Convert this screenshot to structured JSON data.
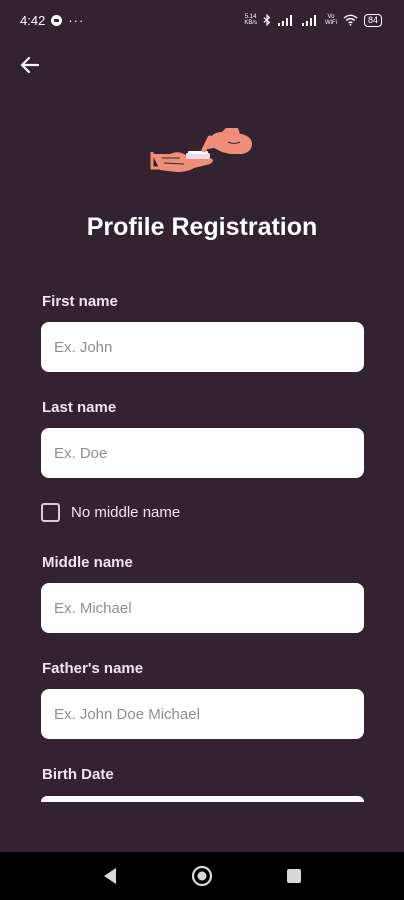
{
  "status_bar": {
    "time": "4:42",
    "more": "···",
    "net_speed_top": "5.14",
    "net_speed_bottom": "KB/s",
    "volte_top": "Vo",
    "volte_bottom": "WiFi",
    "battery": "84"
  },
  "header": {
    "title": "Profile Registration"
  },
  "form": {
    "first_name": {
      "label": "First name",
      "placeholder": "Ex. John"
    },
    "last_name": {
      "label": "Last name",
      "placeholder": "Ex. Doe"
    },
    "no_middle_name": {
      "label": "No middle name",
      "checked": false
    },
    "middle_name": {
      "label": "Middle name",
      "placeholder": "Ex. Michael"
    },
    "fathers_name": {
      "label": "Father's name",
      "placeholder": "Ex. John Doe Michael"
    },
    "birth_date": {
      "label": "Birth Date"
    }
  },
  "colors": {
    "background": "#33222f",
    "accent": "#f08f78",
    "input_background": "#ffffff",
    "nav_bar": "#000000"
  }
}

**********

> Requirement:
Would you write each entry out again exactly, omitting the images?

> Solved problem:
Convert this screenshot to structured JSON data.
{
  "status_bar": {
    "time": "4:42",
    "more": "···",
    "net_speed_top": "5.14",
    "net_speed_bottom": "KB/s",
    "volte_top": "Vo",
    "volte_bottom": "WiFi",
    "battery": "84"
  },
  "header": {
    "title": "Profile Registration"
  },
  "form": {
    "first_name": {
      "label": "First name",
      "placeholder": "Ex. John"
    },
    "last_name": {
      "label": "Last name",
      "placeholder": "Ex. Doe"
    },
    "no_middle_name": {
      "label": "No middle name",
      "checked": false
    },
    "middle_name": {
      "label": "Middle name",
      "placeholder": "Ex. Michael"
    },
    "fathers_name": {
      "label": "Father's name",
      "placeholder": "Ex. John Doe Michael"
    },
    "birth_date": {
      "label": "Birth Date"
    }
  },
  "colors": {
    "background": "#33222f",
    "accent": "#f08f78",
    "input_background": "#ffffff",
    "nav_bar": "#000000"
  }
}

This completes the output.